Beginning on Saturday 18th of August in Pau, which also hosts the finish of stage 18 in this year’s Tour de France, the 6th edition of the Haute Route Pyrenees will feature a total of 770km and 20,000m of climbing over 19 cols and seven stages. With a slightly reduced total distance compared to previous years there will be a number of shorter and sharper stages, including five summit-finishes. Amongst these summit finishes is the reappearance of the stunning Cap de Long, which returns as the featured climb on time trial day. The impressive climb to Hautacam also returns after a two-year hiatus. A number of recognisable climbs will also feature, such as Col de Marie Blanque, Col d’Aubisque, and the Col du Soulor.

Many of the loyal host towns also return in 2018, riders will spend a total of three nights in Pau, two in Argelès-Gazost, two in Saint-Lary Soulan and one in Peyragudes. With simple logistics across the board riders will be able to take full advantage of all the services put in place to make them feel like pros throughout the week.
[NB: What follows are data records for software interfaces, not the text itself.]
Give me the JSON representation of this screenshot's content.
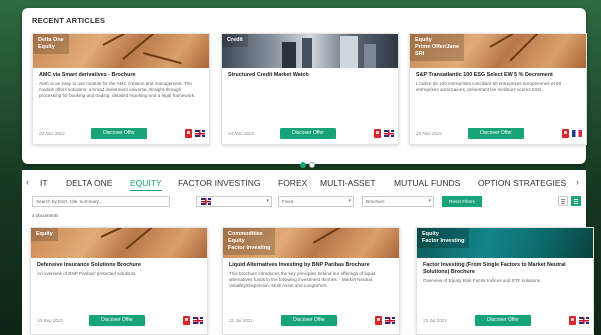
{
  "recent": {
    "title": "RECENT ARTICLES",
    "cards": [
      {
        "tags": [
          "Delta One",
          "Equity"
        ],
        "title": "AMC via Smart derivatives - Brochure",
        "text": "AMC is an easy to use module for the AMC creation and management. The module offers solutions: a broad investment universe, straight-through processing for booking and trading, detailed reporting and a legal framework.",
        "date": "24 Nov 2021",
        "button": "Discover Offer",
        "flag": "uk"
      },
      {
        "tags": [
          "Credit"
        ],
        "title": "Structured Credit Market Watch",
        "text": "",
        "date": "24 Nov 2021",
        "button": "Discover Offer",
        "flag": "uk"
      },
      {
        "tags": [
          "Equity",
          "Prime Offer/Jane",
          "SRI"
        ],
        "title": "S&P Transatlantic 100 ESG Select EW 5 % Decrement",
        "text": "L'indice de 100 entreprises conciliant 50 entreprises européennes et 50 entreprises américaines, présentant les meilleurs scores ESG.",
        "date": "24 Nov 2021",
        "button": "Discover Offer",
        "flag": "fr"
      }
    ]
  },
  "tabs": {
    "prev": "‹",
    "next": "›",
    "items": [
      "IT",
      "DELTA ONE",
      "EQUITY",
      "FACTOR INVESTING",
      "FOREX",
      "MULTI-ASSET",
      "MUTUAL FUNDS",
      "OPTION STRATEGIES"
    ],
    "active": "EQUITY"
  },
  "filters": {
    "search_placeholder": "Search by ESG, title, summary...",
    "country_select": "",
    "type_select": "Fixed",
    "theme_select": "Fixed",
    "document_select": "Brochure",
    "reset_label": "Reset Filters"
  },
  "documents_count": "4 documents",
  "documents": [
    {
      "tags": [
        "Equity"
      ],
      "title": "Defensive Insurance Solutions Brochure",
      "text": "An overview of BNP Paribas' protected solutions.",
      "date": "10 Sep 2021",
      "button": "Discover Offer"
    },
    {
      "tags": [
        "Commodities",
        "Equity",
        "Factor Investing"
      ],
      "title": "Liquid Alternatives Investing by BNP Paribas Brochure",
      "text": "This brochure introduces the key principles behind our offerings of liquid alternatives funds in the following investment themes: - Market Neutral, Volatility/Dispersion, Multi Asset and Long/Short.",
      "date": "22 Jul 2021",
      "button": "Discover Offer"
    },
    {
      "tags": [
        "Equity",
        "Factor Investing"
      ],
      "title": "Factor Investing (From Single Factors to Market Neutral Solutions) Brochure",
      "text": "Overview of Equity Risk Factor Indices and ETF solutions.",
      "date": "23 Jul 2021",
      "button": "Discover Offer"
    }
  ]
}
Following the conclusion of the Haute Route Pyrenees on the 24th of August in Pau the Haute Route Alps will get underway from Megève on Sunday the 26th of August.  Heading to Nice over the course of seven stages, the 8th edition of the Alps event features a total of 787km and 20,650m of climbing over 21 cols.

The first stage will revolve around the new Grand Départ host venue of Megève. The stage features two Alpine classics in the form of the Col d’Aravis and Colombière, and two new ascents up the Col de Romme and Côte de Domancy (known as the Côte de Bernard Hinault) before the summit finish in Megève.

With a total of six summit finishes throughout the week, two of the highlights will undoubtedly be the finishes atop the Col du Télégraphe and in the town of Saint-Véran which is the highest commune in Europe. The return to two giants of the French Alps in the form of the Col du Galibier and Col de la Bonette is sure to please cyclists wishing to tick these infamous climbs off their bucket list or conquer them for the nth time.  Thanks to its itinerant nature, the Haute Route Alps will also visit a number of renowned Alpine host towns such as Valloire, Les 2 Alpes, Risoul and Auron before reaching the Mediterranean coast in Nice.

In keeping with the Haute Route’s unique proposition, riders will benefit from the Haute Route’s usual professional level of rider support on every one of the seven timed and ranked stages each week. This includes, mechanical and safety support on the road, massages and a rider’s meal after racing and full logistical support meaning that the focus is always on the riding.

In 2018 the Haute Route Cycling Series expands to a total of 11 events, spread throughout the season from April to October. For more information, and to join the hundreds of riders that have already signed up for the 2018 events, visit: www.hauteroute.org